▸ **Instructions to follow**: Retype every entry exactly, character for character.

[Stored dataset items]
BEGIN

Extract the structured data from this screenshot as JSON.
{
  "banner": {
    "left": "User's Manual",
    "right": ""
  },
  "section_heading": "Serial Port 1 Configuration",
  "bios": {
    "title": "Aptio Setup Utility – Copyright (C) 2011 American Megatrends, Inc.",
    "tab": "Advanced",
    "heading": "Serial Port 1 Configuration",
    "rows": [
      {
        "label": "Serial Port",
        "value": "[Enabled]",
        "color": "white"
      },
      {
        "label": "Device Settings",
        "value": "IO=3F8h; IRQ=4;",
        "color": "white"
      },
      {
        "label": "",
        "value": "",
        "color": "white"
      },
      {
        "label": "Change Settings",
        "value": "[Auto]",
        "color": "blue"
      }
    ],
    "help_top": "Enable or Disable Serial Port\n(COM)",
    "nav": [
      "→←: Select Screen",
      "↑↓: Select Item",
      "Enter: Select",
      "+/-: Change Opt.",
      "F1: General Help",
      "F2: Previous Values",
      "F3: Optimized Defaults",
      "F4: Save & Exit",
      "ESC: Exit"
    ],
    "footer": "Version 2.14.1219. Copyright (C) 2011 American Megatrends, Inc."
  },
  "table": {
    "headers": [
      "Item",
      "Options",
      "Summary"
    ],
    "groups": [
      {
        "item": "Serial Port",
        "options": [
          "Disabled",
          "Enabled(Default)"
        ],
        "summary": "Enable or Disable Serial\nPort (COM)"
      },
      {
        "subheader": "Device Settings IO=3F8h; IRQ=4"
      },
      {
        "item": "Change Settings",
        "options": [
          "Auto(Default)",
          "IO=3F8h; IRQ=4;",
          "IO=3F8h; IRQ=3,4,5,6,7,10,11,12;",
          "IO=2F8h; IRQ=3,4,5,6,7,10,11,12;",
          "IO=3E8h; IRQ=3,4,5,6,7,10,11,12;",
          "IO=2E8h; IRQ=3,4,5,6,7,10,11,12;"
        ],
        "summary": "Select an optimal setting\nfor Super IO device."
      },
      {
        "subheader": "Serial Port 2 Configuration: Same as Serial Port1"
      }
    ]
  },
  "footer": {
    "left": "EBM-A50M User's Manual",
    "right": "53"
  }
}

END

▸ **Response area**:
Extract the structured data from this screenshot as JSON.
{
  "banner": {
    "left": "User's Manual",
    "right": ""
  },
  "section_heading": "Serial Port 1 Configuration",
  "bios": {
    "title": "Aptio Setup Utility – Copyright (C) 2011 American Megatrends, Inc.",
    "tab": "Advanced",
    "heading": "Serial Port 1 Configuration",
    "rows": [
      {
        "label": "Serial Port",
        "value": "[Enabled]",
        "color": "white"
      },
      {
        "label": "Device Settings",
        "value": "IO=3F8h; IRQ=4;",
        "color": "white"
      },
      {
        "label": "",
        "value": "",
        "color": "white"
      },
      {
        "label": "Change Settings",
        "value": "[Auto]",
        "color": "blue"
      }
    ],
    "help_top": "Enable or Disable Serial Port\n(COM)",
    "nav": [
      "→←: Select Screen",
      "↑↓: Select Item",
      "Enter: Select",
      "+/-: Change Opt.",
      "F1: General Help",
      "F2: Previous Values",
      "F3: Optimized Defaults",
      "F4: Save & Exit",
      "ESC: Exit"
    ],
    "footer": "Version 2.14.1219. Copyright (C) 2011 American Megatrends, Inc."
  },
  "table": {
    "headers": [
      "Item",
      "Options",
      "Summary"
    ],
    "groups": [
      {
        "item": "Serial Port",
        "options": [
          "Disabled",
          "Enabled(Default)"
        ],
        "summary": "Enable or Disable Serial\nPort (COM)"
      },
      {
        "subheader": "Device Settings IO=3F8h; IRQ=4"
      },
      {
        "item": "Change Settings",
        "options": [
          "Auto(Default)",
          "IO=3F8h; IRQ=4;",
          "IO=3F8h; IRQ=3,4,5,6,7,10,11,12;",
          "IO=2F8h; IRQ=3,4,5,6,7,10,11,12;",
          "IO=3E8h; IRQ=3,4,5,6,7,10,11,12;",
          "IO=2E8h; IRQ=3,4,5,6,7,10,11,12;"
        ],
        "summary": "Select an optimal setting\nfor Super IO device."
      },
      {
        "subheader": "Serial Port 2 Configuration: Same as Serial Port1"
      }
    ]
  },
  "footer": {
    "left": "EBM-A50M User's Manual",
    "right": "53"
  }
}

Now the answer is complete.